Calvin Cusack, a student at Carroll High School, is the contest’s grand prize winner for his poem “Save Our Community.” He will receive a $100 cash prize and his choice of college scholarship awards (subject to acceptance and enrollment) to Wright State University ($2,000), Sinclair Community College (9 credit hours) or the University of Dayton ($5,000).
Fairmont High School student April King, who won of the 2015 Drug Abuse Prevention Poster Contest, plans to attend Wright State.
The 2016 poster and poetry contest was sponsored by the Montgomery County Drug-Free Coalition. Ryan Taylor, internship and community engagement coordinator in the College of Education and Human Services, and Mary Huber, assistant professor in the Department of Human Services, are members of the coalition. They have actively worked to decrease heroin use and increase awareness and education on drug use in the community.
The contest was open to all Montgomery County students in grades six through 12. Entries were organized into divisions for students in grades six through 8 and grades nine through 12.
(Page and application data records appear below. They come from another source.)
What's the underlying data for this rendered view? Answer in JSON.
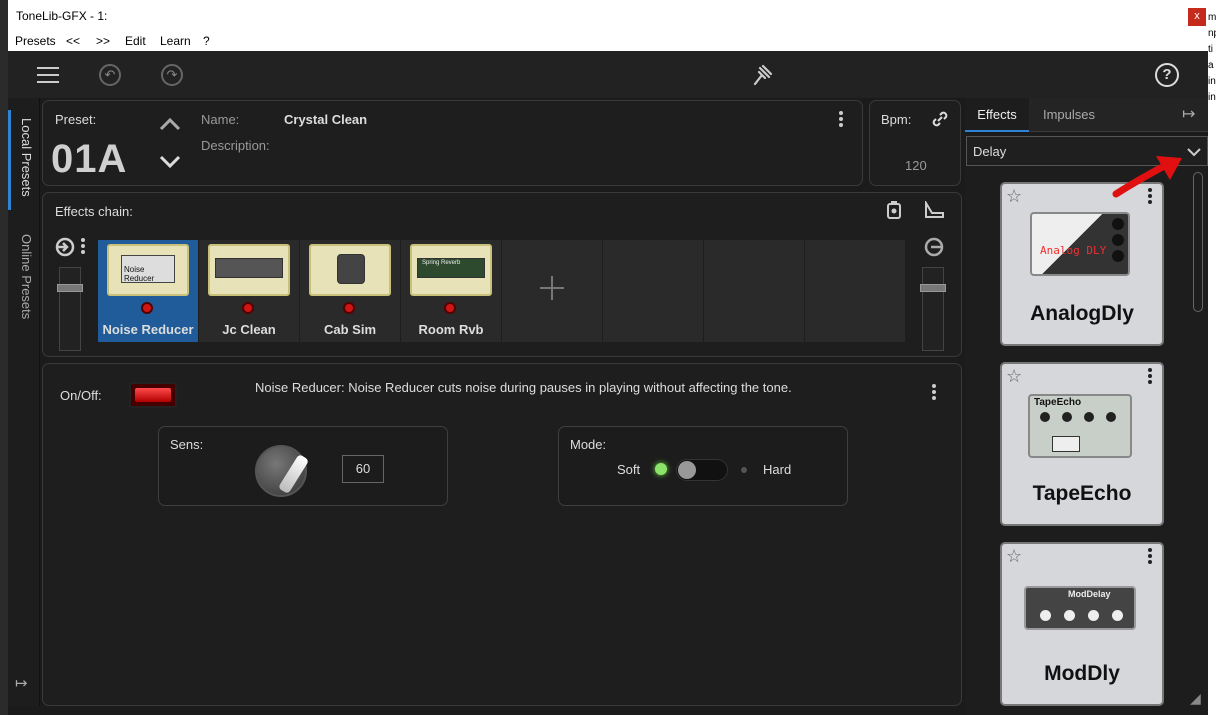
{
  "window": {
    "title": "ToneLib-GFX - 1:",
    "close": "x"
  },
  "menu": [
    "Presets",
    "<<",
    ">>",
    "Edit",
    "Learn",
    "?"
  ],
  "right_strip_chars": [
    "m",
    "np",
    "ti",
    "a",
    "in",
    "in",
    "e"
  ],
  "toolbar": {
    "help": "?"
  },
  "left_tabs": {
    "local": "Local Presets",
    "online": "Online Presets"
  },
  "preset": {
    "label": "Preset:",
    "number": "01A",
    "name_label": "Name:",
    "name": "Crystal Clean",
    "description_label": "Description:"
  },
  "bpm": {
    "label": "Bpm:",
    "value": "120"
  },
  "chain": {
    "label": "Effects chain:",
    "slots": [
      {
        "label": "Noise Reducer",
        "pedal": "Noise Reducer"
      },
      {
        "label": "Jc Clean"
      },
      {
        "label": "Cab Sim"
      },
      {
        "label": "Room Rvb",
        "pedal": "Spring Reverb"
      }
    ]
  },
  "detail": {
    "onoff_label": "On/Off:",
    "description": "Noise Reducer:  Noise Reducer cuts noise during pauses in playing without affecting the tone.",
    "sens_label": "Sens:",
    "sens_value": "60",
    "mode_label": "Mode:",
    "mode_soft": "Soft",
    "mode_hard": "Hard"
  },
  "library": {
    "tabs": [
      "Effects",
      "Impulses"
    ],
    "category": "Delay",
    "cards": [
      {
        "name": "AnalogDly",
        "pedal_text": "Analog DLY"
      },
      {
        "name": "TapeEcho",
        "pedal_text": "TapeEcho"
      },
      {
        "name": "ModDly",
        "pedal_text": "ModDelay"
      }
    ]
  },
  "colors": {
    "accent": "#2f83d6",
    "active_slot": "#1f5c99",
    "led_red": "#d01515",
    "arrow": "#e01010"
  }
}
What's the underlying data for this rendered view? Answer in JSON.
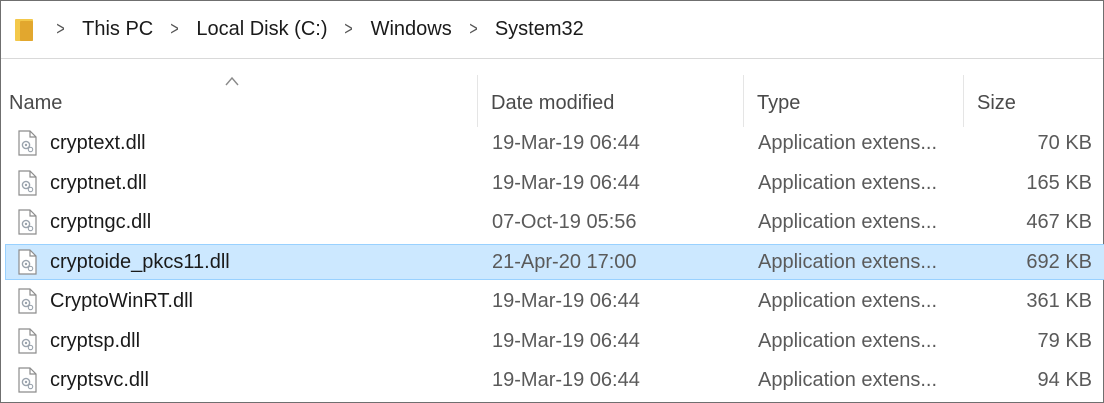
{
  "address_bar": {
    "crumbs": [
      "This PC",
      "Local Disk (C:)",
      "Windows",
      "System32"
    ]
  },
  "columns": {
    "name": "Name",
    "date": "Date modified",
    "type": "Type",
    "size": "Size"
  },
  "files": [
    {
      "name": "cryptext.dll",
      "date": "19-Mar-19 06:44",
      "type": "Application extens...",
      "size": "70 KB",
      "selected": false
    },
    {
      "name": "cryptnet.dll",
      "date": "19-Mar-19 06:44",
      "type": "Application extens...",
      "size": "165 KB",
      "selected": false
    },
    {
      "name": "cryptngc.dll",
      "date": "07-Oct-19 05:56",
      "type": "Application extens...",
      "size": "467 KB",
      "selected": false
    },
    {
      "name": "cryptoide_pkcs11.dll",
      "date": "21-Apr-20 17:00",
      "type": "Application extens...",
      "size": "692 KB",
      "selected": true
    },
    {
      "name": "CryptoWinRT.dll",
      "date": "19-Mar-19 06:44",
      "type": "Application extens...",
      "size": "361 KB",
      "selected": false
    },
    {
      "name": "cryptsp.dll",
      "date": "19-Mar-19 06:44",
      "type": "Application extens...",
      "size": "79 KB",
      "selected": false
    },
    {
      "name": "cryptsvc.dll",
      "date": "19-Mar-19 06:44",
      "type": "Application extens...",
      "size": "94 KB",
      "selected": false
    }
  ],
  "colors": {
    "selection_bg": "#cce8ff",
    "selection_border": "#99d1ff",
    "folder": "#f3c84a"
  },
  "icons": {
    "address_folder": "folder-icon",
    "breadcrumb_separator": "chevron-right-icon",
    "file": "dll-file-icon",
    "sort": "sort-ascending-icon"
  }
}
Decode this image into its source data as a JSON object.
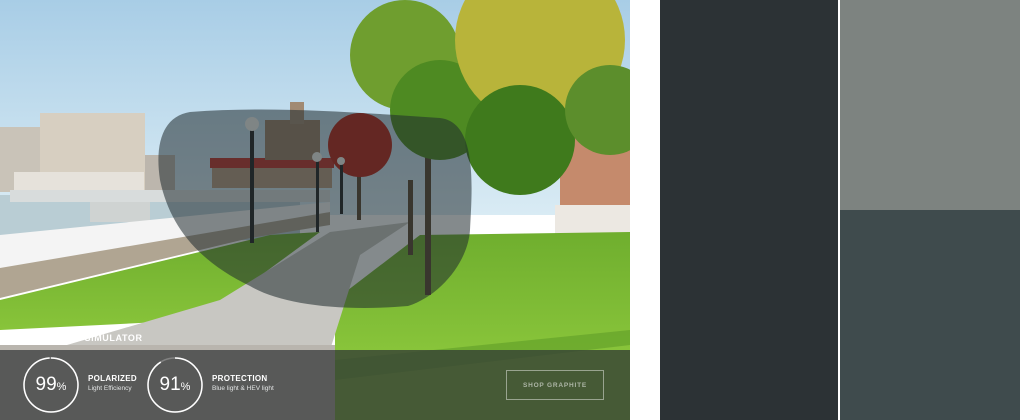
{
  "simulator": {
    "title": "REVO LENS SIMULATOR",
    "stats": [
      {
        "value": "99",
        "unit": "%",
        "percent": 99,
        "label": "POLARIZED",
        "sublabel": "Light Efficiency"
      },
      {
        "value": "91",
        "unit": "%",
        "percent": 91,
        "label": "PROTECTION",
        "sublabel": "Blue light & HEV light"
      }
    ],
    "shop_button": "SHOP GRAPHITE"
  },
  "swatches": {
    "colors": [
      "#2c3235",
      "#7d8380",
      "#3f4b4d"
    ]
  }
}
Runners-up in the poster category were Abigail Kerestes from Wayne High School, Natalie Davis from Chaminade Julienne High School, Makayla Citrigno from Kettering Middle School and Kayla Wortham from Meadowdale PreK-8 School. Runners-up in the poetry category were Lauren Sears from Carroll High School, Chris Guptil from Carroll High and Savignon West from the Dayton Leadership Academy.
Contest participants were honored March 9 during a program at K12 Gallery & TEJAS.
Entries were required to increase public awareness of the harmful effects of heroin, opiates and illegal prescription drugs.
Organizers hope the contest will encourage discussion both in the classroom and in the home, Taylor said. It’s also an example of how Wright State plays an active role in the community and in local public schools, she said.
Faculty, staff and students in the College of Education and Human Services understand the effect drugs can have on families and the community, Taylor said.
“Not only are we teacher educators impacting students on that personal level, but we’re also mental health counselors, rehabilitation counselors, chemical dependency counselors. The whole person is what we are aiming to impact and improve the overall quality of life in Montgomery County and further,” she said.